Sylvestre was easy going, spoke perfect english and was happy to share as much or as little as our level of interest demanded.
As we neared the Gatun locks, Magnum and the Russian yacht caught up and we all rafted up with Squander in the middle.
The months of sailing with Dimitry paid off as Simon communicated flawlessly with his Russian counterpart – harasho – I loove your socks Man!
A few last minute adjustments….
… and we were one happy raftup!
Kara on Magnum contemplates what lies beyond – after circumnavigating the world with her Mum and Dad for the past 5 years – Anne, Uwe and Kara are heading back to San Francisco and Kara will have to go to school – ouch!
Andy & Simon – always time for a quick snack!
The arrow goes green – clear to proceed.
the lock chambers don’t look that big from a distance.
steering the raft, took a while to get the hang of turning, and slowing down this 40+ tonne beast.
The shore based line handlers soon had our lines and we were moving into the locks. Interestingly all vessels move through the locks under their own power, including the big ships, the only reason for the lines is to stop the ships and rafts banging into the walls.
The Chamber is 110 feet wide and 1050 feet long – the biggest ships (known as PanaMax) leave only 2 feet (60cms) of clearance on the sides.
before long we were in position – one last look at the Caribbean sea…!
and the locks closed behind us
the locks start filling….
… and 15 minutes later we are 10 Metres above sea level

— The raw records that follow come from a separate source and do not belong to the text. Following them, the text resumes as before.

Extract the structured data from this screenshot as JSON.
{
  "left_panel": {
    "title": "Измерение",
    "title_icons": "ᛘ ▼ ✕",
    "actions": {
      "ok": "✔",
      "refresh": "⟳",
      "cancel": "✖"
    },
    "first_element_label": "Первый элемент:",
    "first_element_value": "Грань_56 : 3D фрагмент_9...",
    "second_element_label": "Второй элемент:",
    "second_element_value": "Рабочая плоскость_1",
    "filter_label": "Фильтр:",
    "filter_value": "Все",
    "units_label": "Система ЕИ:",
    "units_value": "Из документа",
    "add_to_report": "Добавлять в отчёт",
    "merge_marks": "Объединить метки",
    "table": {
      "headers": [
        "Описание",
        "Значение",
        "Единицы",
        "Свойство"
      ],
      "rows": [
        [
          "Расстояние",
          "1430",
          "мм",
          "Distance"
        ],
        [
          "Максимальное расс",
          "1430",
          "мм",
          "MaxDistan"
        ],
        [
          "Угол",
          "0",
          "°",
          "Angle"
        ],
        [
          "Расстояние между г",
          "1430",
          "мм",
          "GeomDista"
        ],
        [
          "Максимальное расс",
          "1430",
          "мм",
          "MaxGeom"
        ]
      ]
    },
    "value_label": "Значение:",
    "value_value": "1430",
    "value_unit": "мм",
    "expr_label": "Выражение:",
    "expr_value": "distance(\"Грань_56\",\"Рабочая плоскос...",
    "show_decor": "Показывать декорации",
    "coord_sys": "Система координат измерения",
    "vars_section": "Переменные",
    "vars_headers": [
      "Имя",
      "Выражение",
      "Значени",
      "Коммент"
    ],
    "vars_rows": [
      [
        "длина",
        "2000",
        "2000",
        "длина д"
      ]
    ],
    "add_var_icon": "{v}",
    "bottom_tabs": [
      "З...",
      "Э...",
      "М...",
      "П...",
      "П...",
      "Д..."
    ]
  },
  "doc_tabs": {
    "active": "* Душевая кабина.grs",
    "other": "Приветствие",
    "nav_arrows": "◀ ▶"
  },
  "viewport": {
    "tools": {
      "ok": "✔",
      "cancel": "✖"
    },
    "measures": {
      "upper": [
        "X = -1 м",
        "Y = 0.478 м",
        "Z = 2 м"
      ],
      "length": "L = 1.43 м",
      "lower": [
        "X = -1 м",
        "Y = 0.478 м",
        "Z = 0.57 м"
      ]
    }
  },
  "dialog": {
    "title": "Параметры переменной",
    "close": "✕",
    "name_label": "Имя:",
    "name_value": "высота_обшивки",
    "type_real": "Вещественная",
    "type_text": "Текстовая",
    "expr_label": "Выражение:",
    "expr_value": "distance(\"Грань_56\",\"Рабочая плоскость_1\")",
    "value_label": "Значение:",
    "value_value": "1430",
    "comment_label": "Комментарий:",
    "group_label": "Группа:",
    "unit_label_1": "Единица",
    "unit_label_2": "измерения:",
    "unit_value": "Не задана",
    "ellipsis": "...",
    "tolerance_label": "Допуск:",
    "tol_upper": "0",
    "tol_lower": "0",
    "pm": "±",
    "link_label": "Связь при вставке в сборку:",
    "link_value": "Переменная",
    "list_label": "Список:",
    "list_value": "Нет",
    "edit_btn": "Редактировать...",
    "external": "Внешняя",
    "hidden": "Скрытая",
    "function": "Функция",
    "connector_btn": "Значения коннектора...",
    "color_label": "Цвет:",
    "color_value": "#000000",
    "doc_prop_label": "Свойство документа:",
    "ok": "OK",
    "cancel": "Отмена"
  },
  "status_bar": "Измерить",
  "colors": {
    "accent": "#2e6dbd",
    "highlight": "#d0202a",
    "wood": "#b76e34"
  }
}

One of the few tense moments is when the ship starts moving forward and creates a river effect pushing a lot of water which causes all of the lines to creak as they take the strain of the weight of the three yachts.
Once the ship is in place in the next chamber, we are clear to proceed behind him.
Squander was the main engine however I had the option of asking for assistance through the advisor for extra power on either port or starboard if I or the advisor felt we needed it.
And again the second lot of chamber gates close behind us…
…. as Andy looks on.
The water starts filling and we are now 41 feet above sea level
There are 2 lanes in each lock – next to us a big ship is also going through
being the centre boat, our line handlers had a day off – and got to relax and enjoy the experience.
STI Conqueror turns its screws….here comes the wave!
….team Helly Hansen!
Pretty amazing to think this has been operational since 1913 with no more then an occasional 12 hour break.
As we make it through the final lock in one piece, we’re all tired but happy to have made it in one piece.
We exited the final locks some 30 metres above sea level into the lakes
The next day we woke up at 6:30 and proceeded to motor through the Gatun Lakes and onto the Pedro Miguel & Miraflores locks some 35 miles away.
The traffic through the canal is 24 hours per day.
10 floors of cars….!
no one lives on the shores of the lake and wildlife is abundant – birds, monkeys and plenty of crocodiles!
On day 2 there were a total of 6 yachts crossing together with no big ship in our chamber – just a passenger sight seeing ferry..
A true Panamax – 13 containers across the back and some 900+ feet long
The American navy boys in a BIG fast speed trimaran.
the dredging division never stops, constantly ensuring the canal is deep enough.
By 11:00 am we had made it to the first lock and it was time to raft up again.
Going down is a lot more relaxing. We were at the front of the chamber with the passenger ferry behind us and another raft of 2 yachts behind them
the gates close as the big boys turn up
Evita from the UK and another yacht from Hawaii
…. and we’re through 1 – two to go.
and through the last one….
Quick team photo – 3 April 2011 – Simon, Mojgan, Rebecca, Andy & Gavin
Welcome to the Pacific!!!!!
Big thanks to Ian from Evita for sending these through – they were screen shots of the live web cam
We finally made it to the anchorage outside Panama City where we stayed for two days before moving on south towards the Galapagos…. we haven’t made it very far as there’s very little wind and el Nino is playing havoc with the trade winds… but we hope to resume the journey soon!